CMS is broadening the list of services that may be conducted by audio-only telephone consults between beneficiaries and their physicians and other clinicians to include many behavioral health and patient education services. CMS is also increasing the payments for these telephone visits to match payments for similar office and outpatient visits resulting in an increase from a range of $14.00 - $41.00 to $46.00 - $110.00. These payment adjustments will be retroactive to March 1.

CMS is giving itself more flexibility to add new telehealth services covered by Medicare on a sub-regulatory basis rather than having to follow its formal rulemaking process. This will speed the process of adding new telehealth services during the pandemic.

As required by the CARES Act, CMS will pay for Medicare telehealth services provided by rural health clinics and federally qualified health centers, which will give Medicare beneficiaries located in rural and other medically underserved areas greater access to care from their home without having to travel.

Increasing Hospital Capacity

Under its “hospitals without walls” initiative, CMS has taken steps to allow hospitals to provide services in other health care facilities and sites that are not part of the existing hospital, and to set up temporary expansion sites to meet patient needs. Under this new set of waivers, CMS is giving providers flexibility during the pandemic to increase their number of beds for COVID-19 patients while receiving stable, predictable Medicare payments. This will benefit teaching hospitals that increase their bed capacity, as well as certain hospital systems that have rural health clinics that receive favored reimbursement.

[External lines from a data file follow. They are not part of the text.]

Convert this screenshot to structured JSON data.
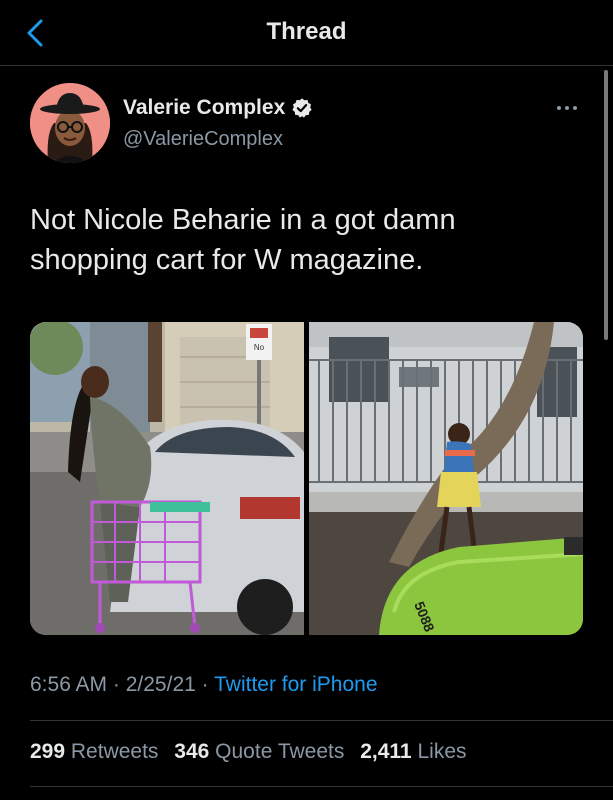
{
  "header": {
    "title": "Thread"
  },
  "tweet": {
    "display_name": "Valerie Complex",
    "handle": "@ValerieComplex",
    "text": "Not Nicole Beharie in a got damn shopping cart for W magazine.",
    "time": "6:56 AM",
    "date": "2/25/21",
    "source": "Twitter for iPhone",
    "stats": {
      "retweets_count": "299",
      "retweets_label": "Retweets",
      "quotes_count": "346",
      "quotes_label": "Quote Tweets",
      "likes_count": "2,411",
      "likes_label": "Likes"
    }
  },
  "media": {
    "left_sign_text": "No",
    "right_car_text": "5088"
  },
  "colors": {
    "accent": "#1d9bf0",
    "background": "#000000",
    "secondary_text": "#8b98a5"
  }
}
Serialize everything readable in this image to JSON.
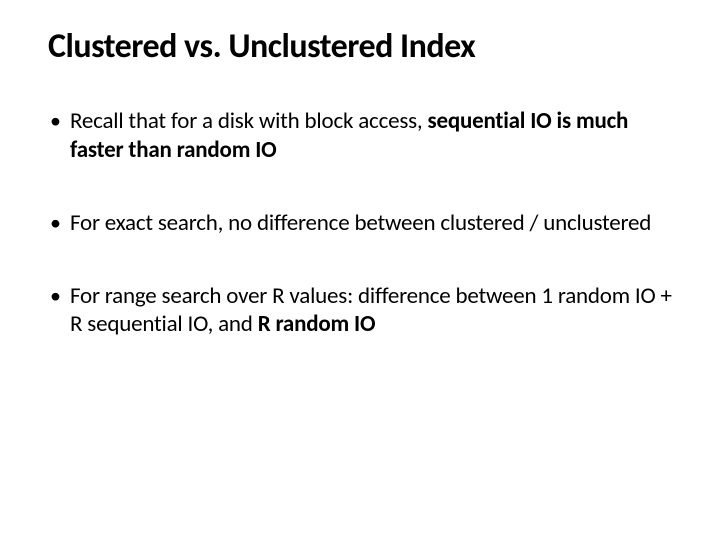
{
  "title": "Clustered vs. Unclustered Index",
  "bullets": [
    {
      "pre": "Recall that for a disk with block access, ",
      "bold1": "sequential IO is much faster than",
      "mid": " ",
      "bold2": "random IO",
      "post": ""
    },
    {
      "pre": "For exact search, no difference between clustered / unclustered",
      "bold1": "",
      "mid": "",
      "bold2": "",
      "post": ""
    },
    {
      "pre": "For range search over R values: difference between 1 random IO + R sequential IO, and ",
      "bold1": "R random IO",
      "mid": "",
      "bold2": "",
      "post": ""
    }
  ]
}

CMS is granting waivers to enable freestanding inpatient rehab facilities to accept patients from acute-care hospitals experiencing patient surges, even if the patients do not require rehabilitation care. This helps to make room in acute-care hospitals for COVID-19 patients. CMS is also highlighting flexibilities that allow payment for outpatient hospital services, such as wound care, drug administration and behavioral health services, that are delivered in temporary expansion locations, which are temporarily designated as part of the hospital. CMS is also allowing certain provider-based hospital outpatient departments that relocate off-campus to obtain a temporary exception and continue to be paid under the OPPS. CMS states that hospitals may also relocate outpatient departments to more than one off-campus location, or partially relocate off-campus while still furnishing care at the original site.

Expansion of Health Care Workforce

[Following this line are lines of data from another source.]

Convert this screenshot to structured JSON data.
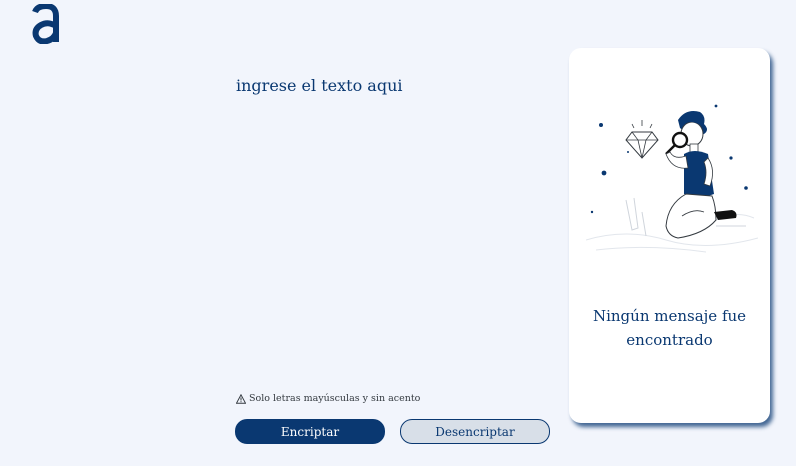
{
  "logo": {
    "letter": "a",
    "color": "#0a3871"
  },
  "input": {
    "placeholder": "ingrese el texto aqui",
    "value": ""
  },
  "hint": {
    "icon": "warning-icon",
    "text": "Solo letras mayúsculas y sin acento"
  },
  "buttons": {
    "encrypt_label": "Encriptar",
    "decrypt_label": "Desencriptar"
  },
  "output_panel": {
    "illustration": "person-with-magnifying-glass-illustration",
    "empty_message": "Ningún mensaje fue encontrado"
  },
  "colors": {
    "background": "#f2f5fc",
    "primary": "#0a3871",
    "secondary_button": "#d8dfe8",
    "panel": "#ffffff"
  }
}
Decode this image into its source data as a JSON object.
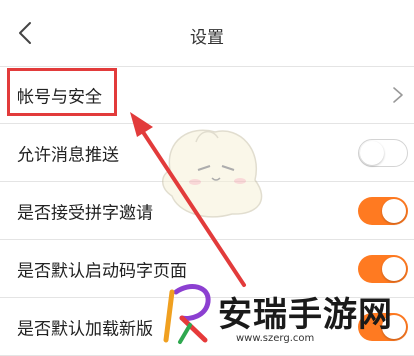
{
  "header": {
    "title": "设置",
    "back_icon": "chevron-left-icon"
  },
  "settings": {
    "account_security": {
      "label": "帐号与安全",
      "icon": "chevron-right-icon"
    },
    "allow_push": {
      "label": "允许消息推送",
      "enabled": false
    },
    "accept_invites": {
      "label": "是否接受拼字邀请",
      "enabled": true
    },
    "default_code_page": {
      "label": "是否默认启动码字页面",
      "enabled": true
    },
    "default_load_new": {
      "label": "是否默认加载新版",
      "enabled": true
    }
  },
  "colors": {
    "accent": "#ff7a21",
    "highlight": "#e23b3b"
  },
  "watermark": {
    "name": "安瑞手游网",
    "url": "www.szerg.com"
  }
}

Because beneficiaries may need in-home services during the pandemic, nurse practitioners, clinical nurse specialists and physician assistants may provide home health services as mandated by the CARES act. These practitioners may now order home health services, establish and periodically review a plan of care for home health patients, and may certify and recertify that the patient is eligible for home health services. These changes are effective for both Medicare and Medicaid.

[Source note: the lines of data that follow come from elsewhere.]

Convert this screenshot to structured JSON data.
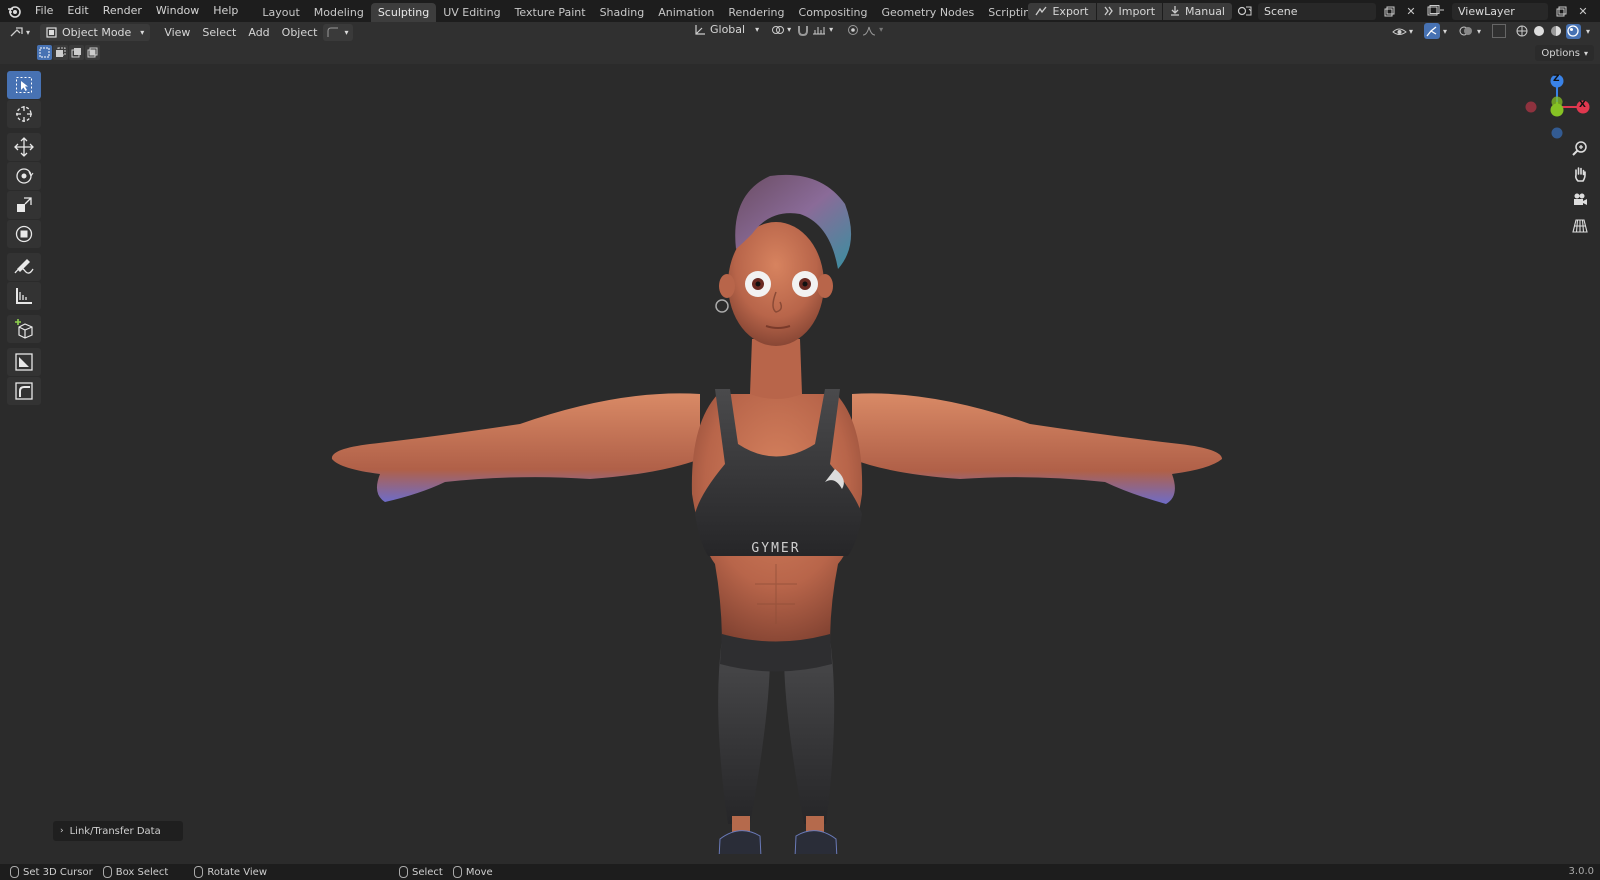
{
  "topbar": {
    "menus": [
      "File",
      "Edit",
      "Render",
      "Window",
      "Help"
    ],
    "workspaces": [
      "Layout",
      "Modeling",
      "Sculpting",
      "UV Editing",
      "Texture Paint",
      "Shading",
      "Animation",
      "Rendering",
      "Compositing",
      "Geometry Nodes",
      "Scripting"
    ],
    "active_workspace": "Sculpting",
    "export_label": "Export",
    "import_label": "Import",
    "manual_label": "Manual",
    "scene_value": "Scene",
    "view_layer_value": "ViewLayer"
  },
  "header": {
    "mode": "Object Mode",
    "menus": [
      "View",
      "Select",
      "Add",
      "Object"
    ],
    "transform_orientation": "Global"
  },
  "toolrow": {
    "options_label": "Options"
  },
  "viewport": {
    "gizmo_axes": {
      "z": "Z",
      "x": "X"
    },
    "garment_text": "GYMER",
    "redo_panel_label": "Link/Transfer Data"
  },
  "statusbar": {
    "items": [
      "Set 3D Cursor",
      "Box Select",
      "Rotate View",
      "Select",
      "Move"
    ],
    "version": "3.0.0"
  },
  "colors": {
    "accent": "#4772b3",
    "axis_x": "#e0384f",
    "axis_y": "#86c224",
    "axis_z": "#3a83e8",
    "background": "#2b2b2b"
  }
}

CMS will not reduce Medicare payments to teaching hospitals that shift their residents to other hospitals to meet COVID-19 related needs or penalize hospitals without teaching programs that accept these residents to help care for patients.

CMS is allowing physical and occupational therapists to delegate maintenance therapy services to physical and occupational therapy assistants in outpatient settings. This allows physical and occupational therapists to perform more important services and improve beneficiary access.

Similar to a change made for hospitals, CMS is waiving a requirement for ambulatory surgery centers to periodically re-credential medical staff privileges during the COVID-19 emergency declaration. This will permit physicians and other practitioners whose privileges are expiring to continue taking care of patients.

The press release related to these additional health care system changes and waivers can be found on the CMS website.

Please contact Jeff Moore or Phelps’ Health Care team if you have any questions or need compliance advice and guidance. For more information related to COVID-19, please also see Phelps’ COVID-19: Client Resource Portal.